By Pfc Lee Seong-suNovember 18, 2012
NORTH STAR RANGE, South Korea-- The men and women who guard the gates of Area I installations gained added confidence in the use of their 9 mm pistols thanks to a two-day firing event held for them by Soldiers based at Camp Red Cloud earlier this fall.
Almost 200 guards from a private security firm took part in the firing event, known as a "range" at North Star Range, located on the south side of Uijeongbu, near Camp Stanley. The range was run by Soldiers of Headquarters and Headquarters Company, U.S. Army Garrison Red Cloud.
"To be ready to shoot a gun anytime in dangerous situations while on duty, such as terror or some other incidents, is very important," said Kim Ha-bok, a sergeant of the guard working at Camp Casey. "The range is included as a qualification we have to pass, two times a year."
Security Guard Yi Young-jae from Camp Stanley also emphasized the importance of the range. He said there are always possibilities of danger even in a garrison environment, and guards need to be able to protect their area. Proficient use of their weapons is a key part of providing that protection.
In running the range for the guard force, the HHC Soldiers gave the guards primary marksmanship instruction, served as lane safeties and took various other steps to avert mishaps. There were none.
Because of language differences, the commands -- like the one for loading a magazine in their weapon -- were given in English and Korean. Staff Sgt. Jason Ferris gave them commands in English, Cpl. Lee Jae-gwang in Korean.
"There are many guards good at English, but this was a live fire exercise, which can make some people nervous," said Park Sung-hun, a security guard from Camp Casey. "If people can comfortably understand and concentrate on the Korean commands rather than English it is a safer environment."
Sgt. 1st Class Andrew Landrum, HHC's first sergeant, was in charge of running the range. He saw safety as the most important thing and the bilingual commands were a key part of that.
"I think giving the commands in English and Korean helped out very well," said Landrum. "If they don't understand English well, the language barrier becomes difficult and a hazard."
Besides arranging for bilingual commands in the tower, he also had Korean Soldiers on the firing line with the guards.
"Assuring that the guards understand how to properly handle their weapon and shoot their weapon and be proficient with it," was the main purpose of the range, Landrum said.
For guards, "not having much experience at the range and who are not used to listening to English, commands only in English can be confusing," Kim said. "But, they can follow with the Korean commands easily."

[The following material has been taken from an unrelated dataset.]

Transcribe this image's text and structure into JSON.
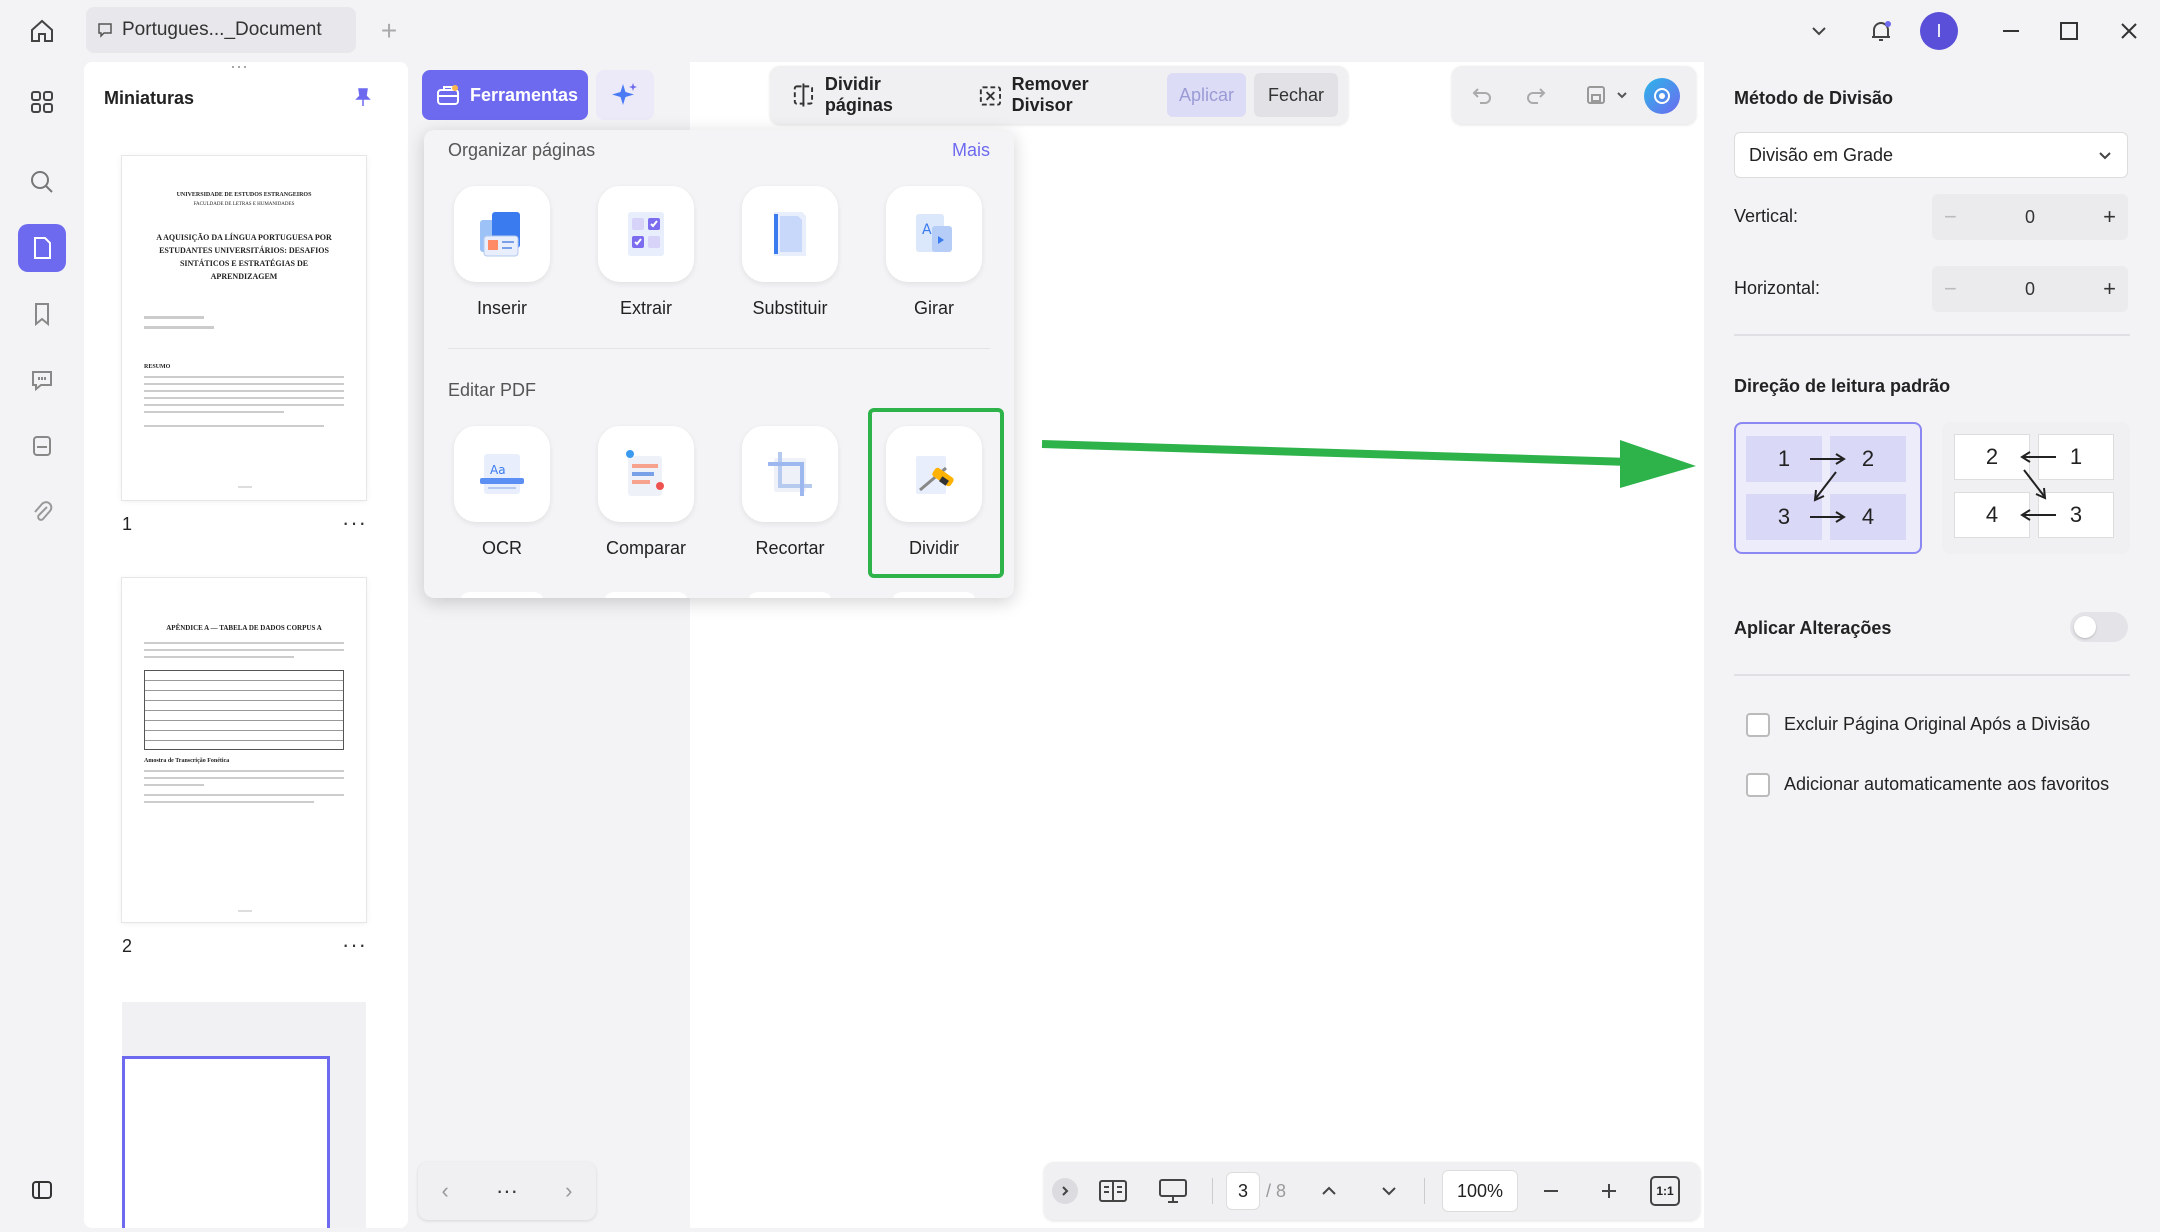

All the guards met their weapon qualification requirements during the range.
"I'm proud of myself to be qualified at this range," said Park. "It confirmed that I am having one of the basic abilities of a security guard."